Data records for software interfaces
--- START ---
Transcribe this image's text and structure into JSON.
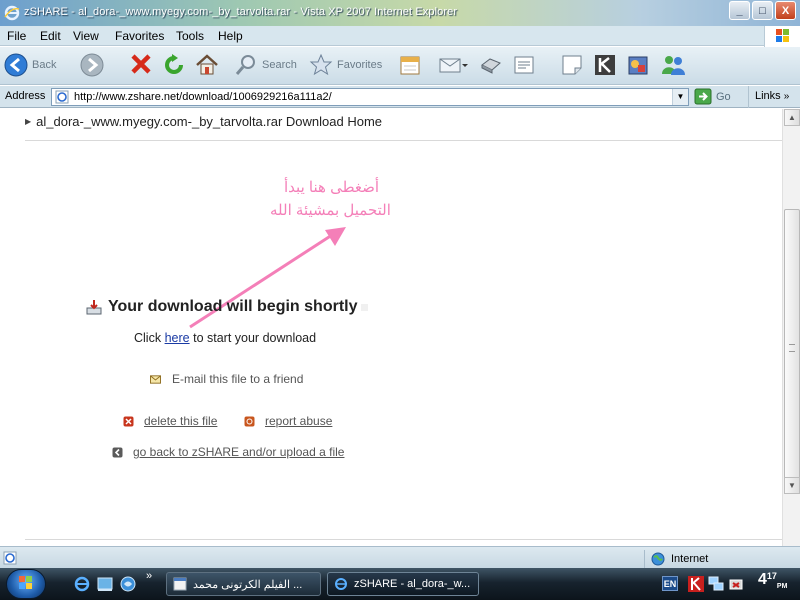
{
  "window": {
    "title": "zSHARE - al_dora-_www.myegy.com-_by_tarvolta.rar - Vista XP 2007 Internet Explorer",
    "minimize_label": "_",
    "maximize_label": "□",
    "close_label": "X"
  },
  "menu": {
    "items": [
      {
        "label": "File"
      },
      {
        "label": "Edit"
      },
      {
        "label": "View"
      },
      {
        "label": "Favorites"
      },
      {
        "label": "Tools"
      },
      {
        "label": "Help"
      }
    ]
  },
  "toolbar": {
    "back_label": "Back",
    "search_label": "Search",
    "favorites_label": "Favorites"
  },
  "address": {
    "label": "Address",
    "url": "http://www.zshare.net/download/1006929216a111a2/",
    "go_label": "Go",
    "links_label": "Links"
  },
  "content": {
    "breadcrumb": "al_dora-_www.myegy.com-_by_tarvolta.rar Download Home",
    "annotation_line1": "أضغطى هنا يبدأ",
    "annotation_line2": "التحميل بمشيئة الله",
    "heading": "Your download will begin shortly",
    "click_prefix": "Click",
    "click_link": "here",
    "click_suffix": "to start your download",
    "email_label": "E-mail this file to a friend",
    "delete_label": "delete this file",
    "report_label": "report abuse",
    "back_label": "go back to zSHARE and/or upload a file"
  },
  "status": {
    "zone": "Internet"
  },
  "taskbar": {
    "task1": "الفيلم الكرتونى محمد ...",
    "task2": "zSHARE - al_dora-_w...",
    "language": "EN",
    "clock_hour": "4",
    "clock_min": "17",
    "clock_ampm": "PM"
  },
  "colors": {
    "annotation": "#f47fb8",
    "link": "#1a3aa4"
  }
}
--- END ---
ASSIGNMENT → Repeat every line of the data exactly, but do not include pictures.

SOLUTION FOR THIS TASK →
Transcribe this image's text and structure into JSON.
{
  "window": {
    "title": "zSHARE - al_dora-_www.myegy.com-_by_tarvolta.rar - Vista XP 2007 Internet Explorer",
    "minimize_label": "_",
    "maximize_label": "□",
    "close_label": "X"
  },
  "menu": {
    "items": [
      {
        "label": "File"
      },
      {
        "label": "Edit"
      },
      {
        "label": "View"
      },
      {
        "label": "Favorites"
      },
      {
        "label": "Tools"
      },
      {
        "label": "Help"
      }
    ]
  },
  "toolbar": {
    "back_label": "Back",
    "search_label": "Search",
    "favorites_label": "Favorites"
  },
  "address": {
    "label": "Address",
    "url": "http://www.zshare.net/download/1006929216a111a2/",
    "go_label": "Go",
    "links_label": "Links"
  },
  "content": {
    "breadcrumb": "al_dora-_www.myegy.com-_by_tarvolta.rar Download Home",
    "annotation_line1": "أضغطى هنا يبدأ",
    "annotation_line2": "التحميل بمشيئة الله",
    "heading": "Your download will begin shortly",
    "click_prefix": "Click",
    "click_link": "here",
    "click_suffix": "to start your download",
    "email_label": "E-mail this file to a friend",
    "delete_label": "delete this file",
    "report_label": "report abuse",
    "back_label": "go back to zSHARE and/or upload a file"
  },
  "status": {
    "zone": "Internet"
  },
  "taskbar": {
    "task1": "الفيلم الكرتونى محمد ...",
    "task2": "zSHARE - al_dora-_w...",
    "language": "EN",
    "clock_hour": "4",
    "clock_min": "17",
    "clock_ampm": "PM"
  },
  "colors": {
    "annotation": "#f47fb8",
    "link": "#1a3aa4"
  }
}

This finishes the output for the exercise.